THE DATA
----------
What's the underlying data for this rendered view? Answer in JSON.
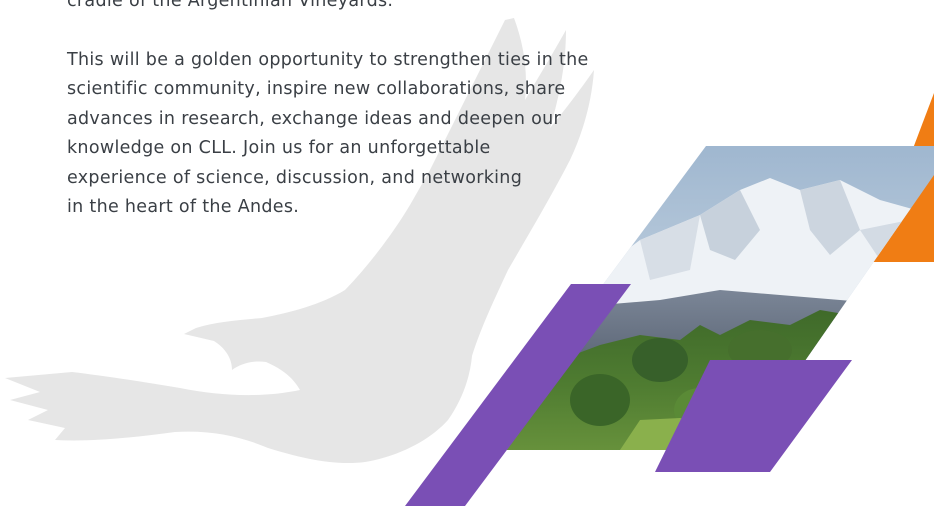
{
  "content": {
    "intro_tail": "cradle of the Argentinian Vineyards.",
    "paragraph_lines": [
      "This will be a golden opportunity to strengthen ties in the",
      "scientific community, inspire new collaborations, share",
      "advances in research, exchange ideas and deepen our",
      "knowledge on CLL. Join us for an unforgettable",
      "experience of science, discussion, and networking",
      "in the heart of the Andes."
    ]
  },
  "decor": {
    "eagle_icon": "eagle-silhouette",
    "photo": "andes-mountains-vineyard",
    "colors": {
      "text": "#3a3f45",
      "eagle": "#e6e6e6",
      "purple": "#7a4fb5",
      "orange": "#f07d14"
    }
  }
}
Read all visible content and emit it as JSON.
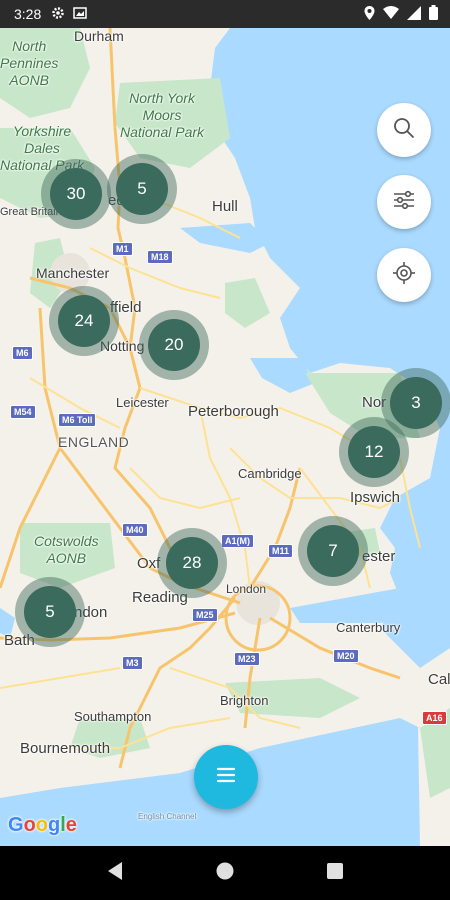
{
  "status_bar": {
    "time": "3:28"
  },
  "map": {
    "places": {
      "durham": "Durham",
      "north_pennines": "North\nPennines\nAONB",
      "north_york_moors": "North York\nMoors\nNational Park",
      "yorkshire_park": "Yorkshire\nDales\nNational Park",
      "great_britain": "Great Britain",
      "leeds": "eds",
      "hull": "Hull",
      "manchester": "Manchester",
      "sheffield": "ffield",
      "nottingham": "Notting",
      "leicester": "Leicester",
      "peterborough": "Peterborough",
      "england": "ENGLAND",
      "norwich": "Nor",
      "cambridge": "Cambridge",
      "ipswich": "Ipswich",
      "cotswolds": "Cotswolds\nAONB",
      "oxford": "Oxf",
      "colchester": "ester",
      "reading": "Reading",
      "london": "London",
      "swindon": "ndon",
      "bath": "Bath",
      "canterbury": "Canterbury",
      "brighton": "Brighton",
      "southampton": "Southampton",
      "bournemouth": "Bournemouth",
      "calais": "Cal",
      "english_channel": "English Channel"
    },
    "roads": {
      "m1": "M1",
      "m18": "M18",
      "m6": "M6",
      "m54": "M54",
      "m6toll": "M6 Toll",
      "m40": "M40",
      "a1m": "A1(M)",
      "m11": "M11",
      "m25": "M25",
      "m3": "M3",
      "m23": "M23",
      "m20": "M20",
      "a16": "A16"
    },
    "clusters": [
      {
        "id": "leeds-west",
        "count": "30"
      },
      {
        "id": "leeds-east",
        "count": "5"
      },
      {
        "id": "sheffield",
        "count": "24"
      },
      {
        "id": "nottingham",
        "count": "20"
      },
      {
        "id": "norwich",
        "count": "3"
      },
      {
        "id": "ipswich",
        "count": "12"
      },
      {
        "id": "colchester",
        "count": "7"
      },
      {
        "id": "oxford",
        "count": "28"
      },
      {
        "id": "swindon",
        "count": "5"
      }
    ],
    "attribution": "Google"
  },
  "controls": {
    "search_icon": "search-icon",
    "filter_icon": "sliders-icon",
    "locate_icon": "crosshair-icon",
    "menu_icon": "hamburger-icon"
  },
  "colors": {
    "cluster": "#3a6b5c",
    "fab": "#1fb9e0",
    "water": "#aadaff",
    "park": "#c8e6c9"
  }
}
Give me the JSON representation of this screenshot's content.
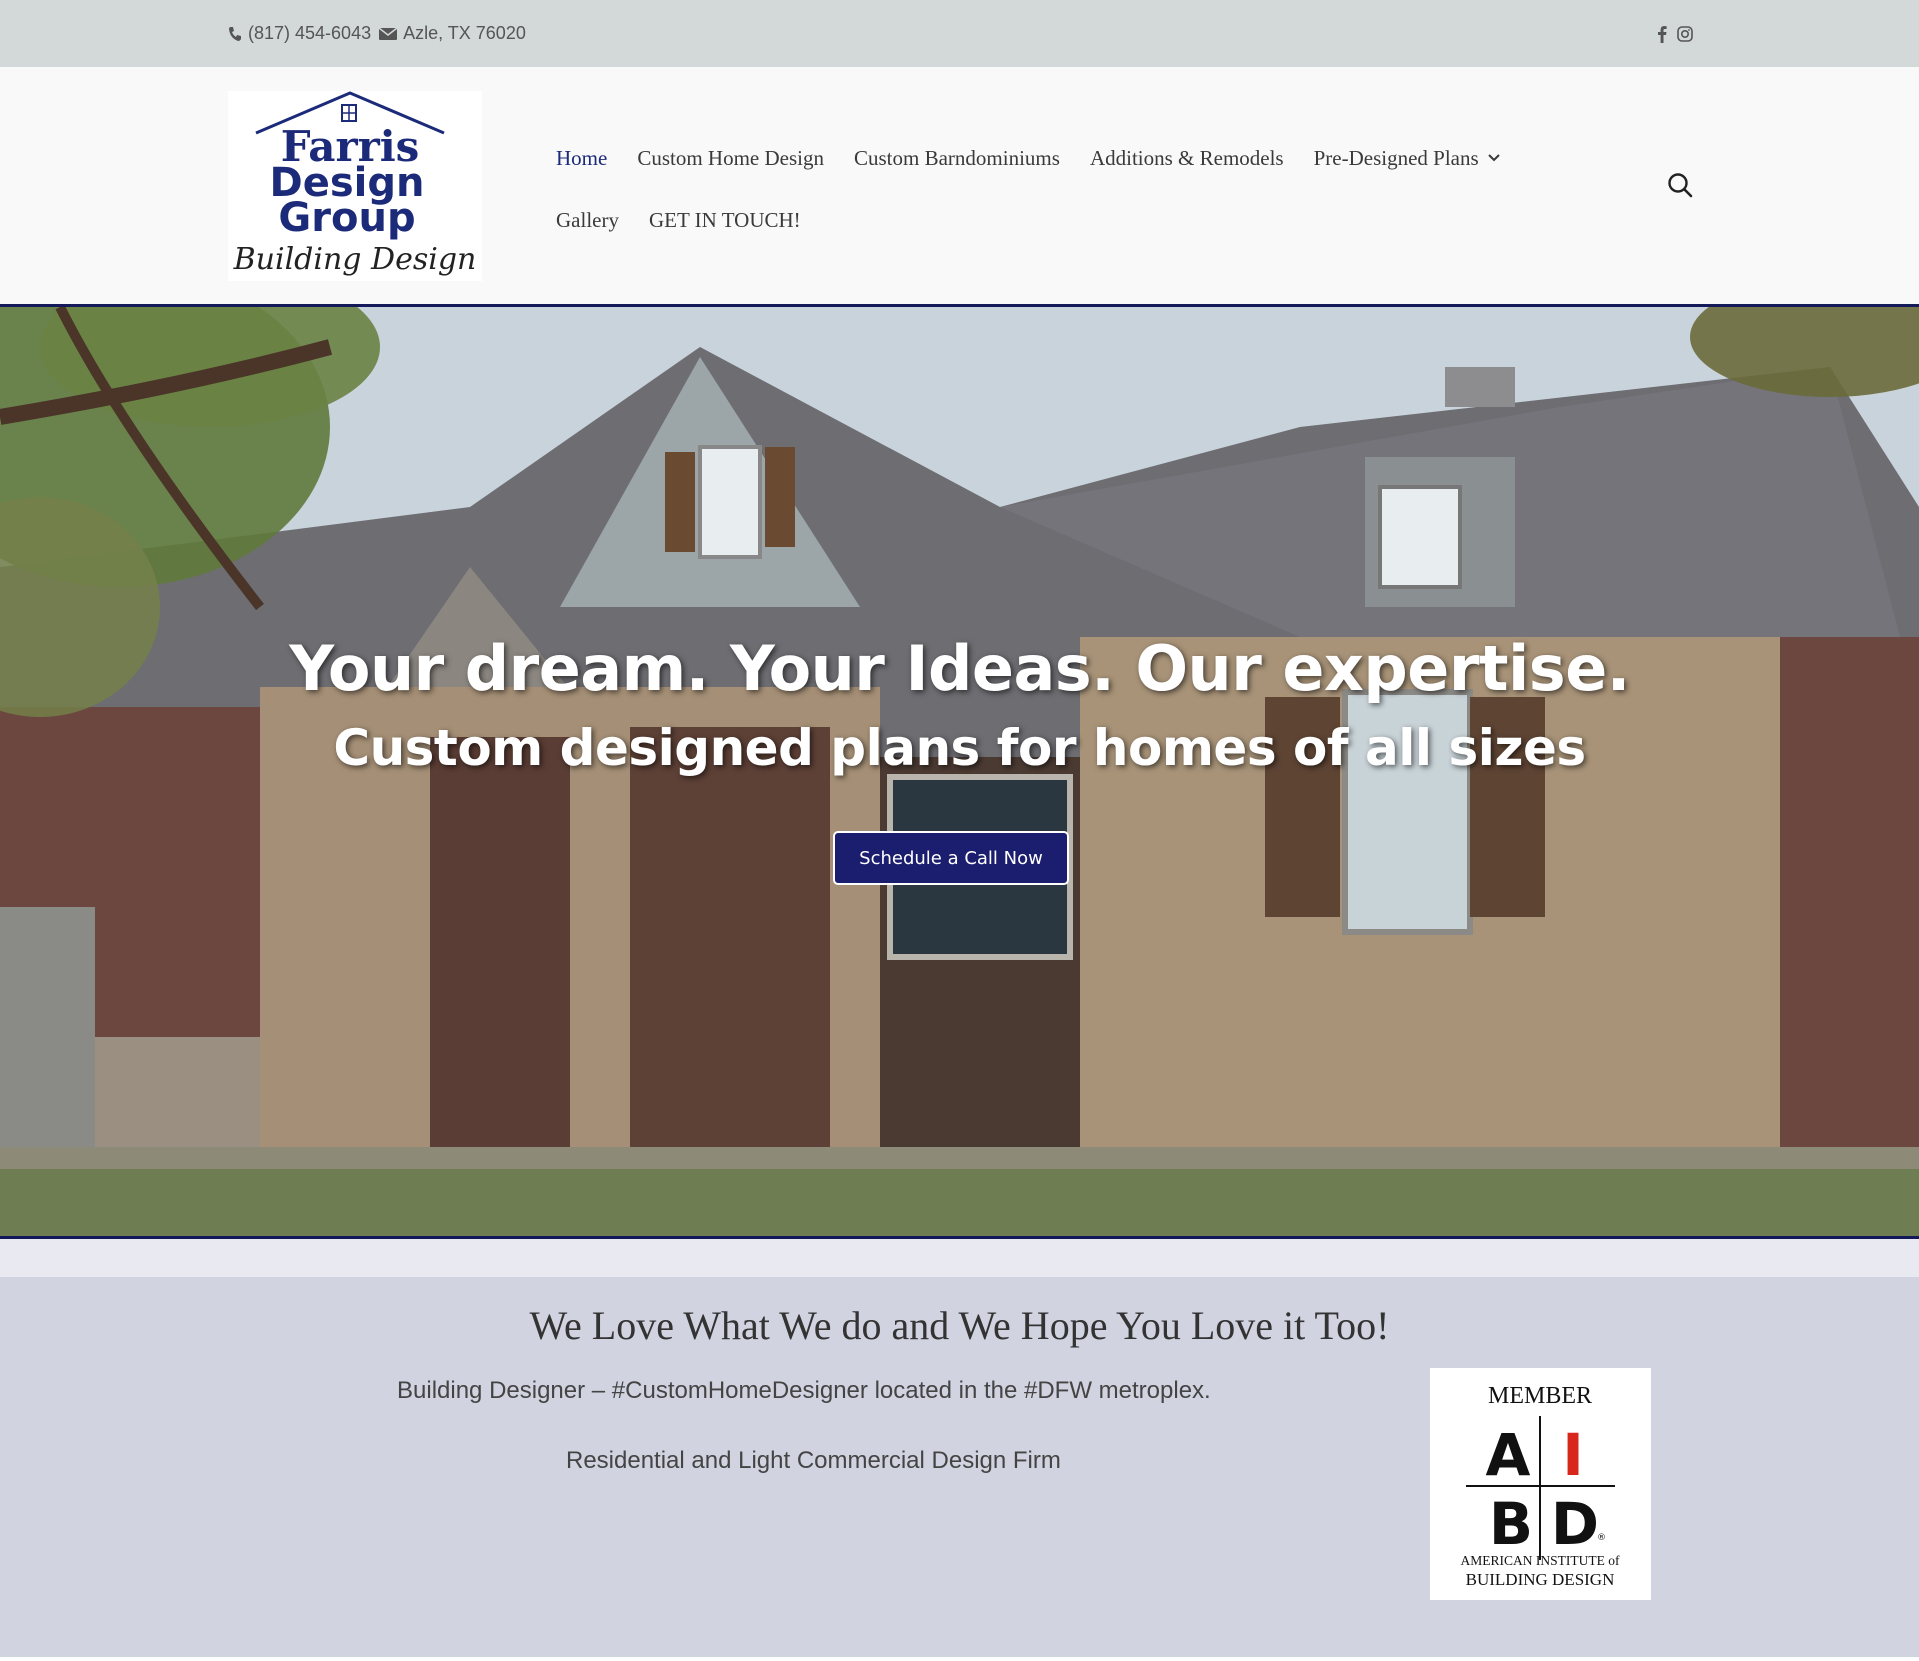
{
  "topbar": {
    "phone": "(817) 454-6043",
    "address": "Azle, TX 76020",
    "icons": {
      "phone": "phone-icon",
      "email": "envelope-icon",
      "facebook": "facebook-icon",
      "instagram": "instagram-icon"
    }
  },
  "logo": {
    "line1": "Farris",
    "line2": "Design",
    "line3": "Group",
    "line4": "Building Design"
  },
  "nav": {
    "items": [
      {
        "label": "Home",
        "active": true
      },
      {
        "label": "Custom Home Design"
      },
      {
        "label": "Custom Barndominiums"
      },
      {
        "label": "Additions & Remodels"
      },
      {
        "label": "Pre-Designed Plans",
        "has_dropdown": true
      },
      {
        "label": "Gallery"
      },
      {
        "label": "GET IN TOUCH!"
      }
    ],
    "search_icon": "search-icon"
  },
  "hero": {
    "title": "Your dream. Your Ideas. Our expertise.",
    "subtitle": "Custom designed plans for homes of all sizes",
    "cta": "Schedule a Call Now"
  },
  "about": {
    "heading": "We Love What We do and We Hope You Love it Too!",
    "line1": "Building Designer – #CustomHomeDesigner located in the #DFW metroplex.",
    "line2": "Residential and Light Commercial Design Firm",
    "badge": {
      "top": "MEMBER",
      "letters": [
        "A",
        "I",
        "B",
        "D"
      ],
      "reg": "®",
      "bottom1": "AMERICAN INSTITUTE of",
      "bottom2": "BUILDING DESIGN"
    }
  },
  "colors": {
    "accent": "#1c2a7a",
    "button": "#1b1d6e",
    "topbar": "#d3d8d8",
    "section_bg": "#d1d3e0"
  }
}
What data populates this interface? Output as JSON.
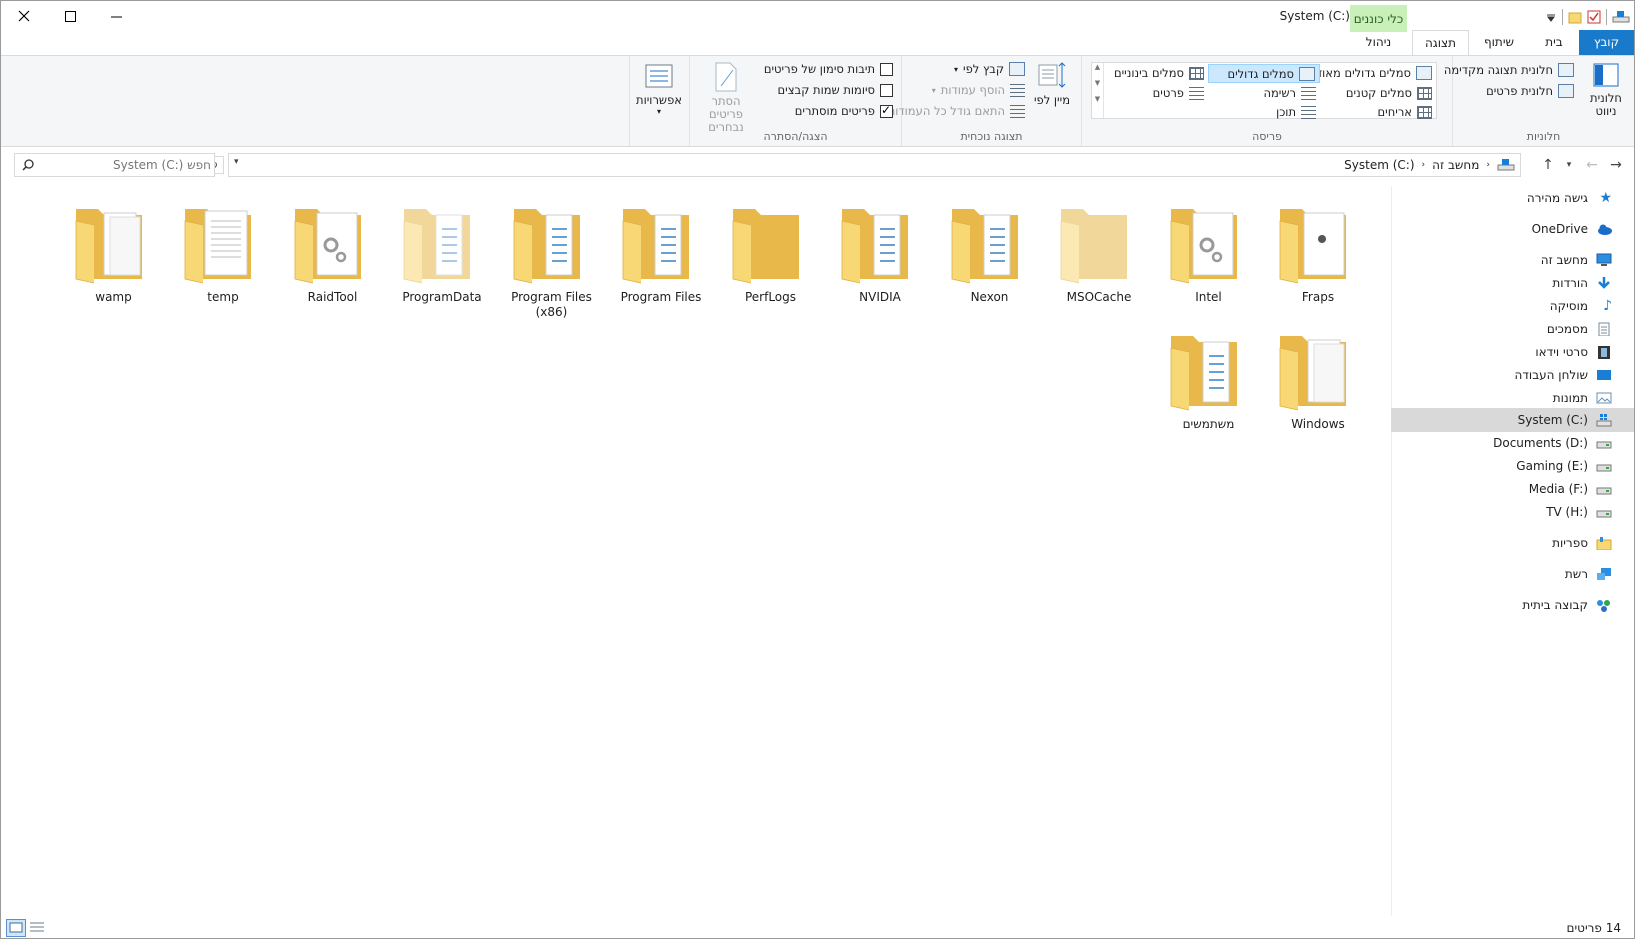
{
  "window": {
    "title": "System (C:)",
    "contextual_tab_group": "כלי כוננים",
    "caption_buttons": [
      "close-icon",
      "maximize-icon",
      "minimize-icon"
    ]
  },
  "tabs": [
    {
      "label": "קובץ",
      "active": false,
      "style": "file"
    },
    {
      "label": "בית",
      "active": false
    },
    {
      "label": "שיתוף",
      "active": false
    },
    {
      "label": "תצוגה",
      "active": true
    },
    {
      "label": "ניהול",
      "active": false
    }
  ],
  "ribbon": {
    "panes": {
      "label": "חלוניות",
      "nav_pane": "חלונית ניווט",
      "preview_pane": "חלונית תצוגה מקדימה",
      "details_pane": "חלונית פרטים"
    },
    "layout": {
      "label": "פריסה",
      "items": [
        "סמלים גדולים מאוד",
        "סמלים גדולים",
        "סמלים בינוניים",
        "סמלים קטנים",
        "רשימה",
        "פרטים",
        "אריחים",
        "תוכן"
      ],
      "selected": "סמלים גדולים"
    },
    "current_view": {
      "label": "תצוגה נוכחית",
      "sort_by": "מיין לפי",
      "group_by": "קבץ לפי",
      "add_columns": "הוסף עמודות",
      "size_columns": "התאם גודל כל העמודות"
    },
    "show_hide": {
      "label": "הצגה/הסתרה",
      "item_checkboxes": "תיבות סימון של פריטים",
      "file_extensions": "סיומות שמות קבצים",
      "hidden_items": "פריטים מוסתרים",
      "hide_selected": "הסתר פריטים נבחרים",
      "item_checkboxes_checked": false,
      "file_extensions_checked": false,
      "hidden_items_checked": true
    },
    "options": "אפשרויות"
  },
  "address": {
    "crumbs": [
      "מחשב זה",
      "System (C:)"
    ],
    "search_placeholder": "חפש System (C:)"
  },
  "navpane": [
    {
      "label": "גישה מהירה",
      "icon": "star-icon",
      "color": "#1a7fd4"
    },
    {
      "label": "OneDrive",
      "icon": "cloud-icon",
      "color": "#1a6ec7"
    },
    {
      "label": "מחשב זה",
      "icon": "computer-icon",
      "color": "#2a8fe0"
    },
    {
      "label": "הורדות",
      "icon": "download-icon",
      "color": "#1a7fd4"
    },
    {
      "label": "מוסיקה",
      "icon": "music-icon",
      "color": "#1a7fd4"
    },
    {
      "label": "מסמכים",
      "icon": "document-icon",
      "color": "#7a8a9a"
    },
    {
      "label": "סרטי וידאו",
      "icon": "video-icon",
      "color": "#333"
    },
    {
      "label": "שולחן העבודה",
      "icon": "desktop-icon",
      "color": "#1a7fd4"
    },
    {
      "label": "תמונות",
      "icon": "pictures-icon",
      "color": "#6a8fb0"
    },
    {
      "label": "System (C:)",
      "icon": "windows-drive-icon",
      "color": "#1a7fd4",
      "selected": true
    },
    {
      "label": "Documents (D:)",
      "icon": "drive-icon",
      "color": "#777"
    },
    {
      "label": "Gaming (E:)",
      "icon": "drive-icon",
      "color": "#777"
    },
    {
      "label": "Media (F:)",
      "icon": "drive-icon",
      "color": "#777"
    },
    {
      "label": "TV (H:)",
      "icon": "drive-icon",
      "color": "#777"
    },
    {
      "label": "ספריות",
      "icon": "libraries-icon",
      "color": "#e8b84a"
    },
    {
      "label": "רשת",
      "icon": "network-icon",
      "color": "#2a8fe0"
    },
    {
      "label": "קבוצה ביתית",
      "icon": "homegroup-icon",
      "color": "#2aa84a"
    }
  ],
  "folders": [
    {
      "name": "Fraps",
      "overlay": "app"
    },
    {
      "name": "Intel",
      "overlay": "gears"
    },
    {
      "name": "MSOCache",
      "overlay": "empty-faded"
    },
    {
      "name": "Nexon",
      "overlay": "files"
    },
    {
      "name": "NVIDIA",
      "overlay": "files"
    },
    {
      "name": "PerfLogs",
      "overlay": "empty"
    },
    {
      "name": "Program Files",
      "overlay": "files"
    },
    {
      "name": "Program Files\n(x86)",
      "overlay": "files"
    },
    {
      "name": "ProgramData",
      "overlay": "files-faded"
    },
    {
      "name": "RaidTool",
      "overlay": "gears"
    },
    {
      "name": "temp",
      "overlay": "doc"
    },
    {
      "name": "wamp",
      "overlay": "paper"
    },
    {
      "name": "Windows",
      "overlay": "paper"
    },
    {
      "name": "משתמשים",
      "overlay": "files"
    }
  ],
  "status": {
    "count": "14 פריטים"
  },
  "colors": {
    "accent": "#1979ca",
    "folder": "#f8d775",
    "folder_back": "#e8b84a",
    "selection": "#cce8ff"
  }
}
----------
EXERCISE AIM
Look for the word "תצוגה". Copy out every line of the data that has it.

RESPONSE AREA
      "label": "תצוגה",
      "preview_pane": "חלונית תצוגה מקדימה",
      "label": "תצוגה נוכחית",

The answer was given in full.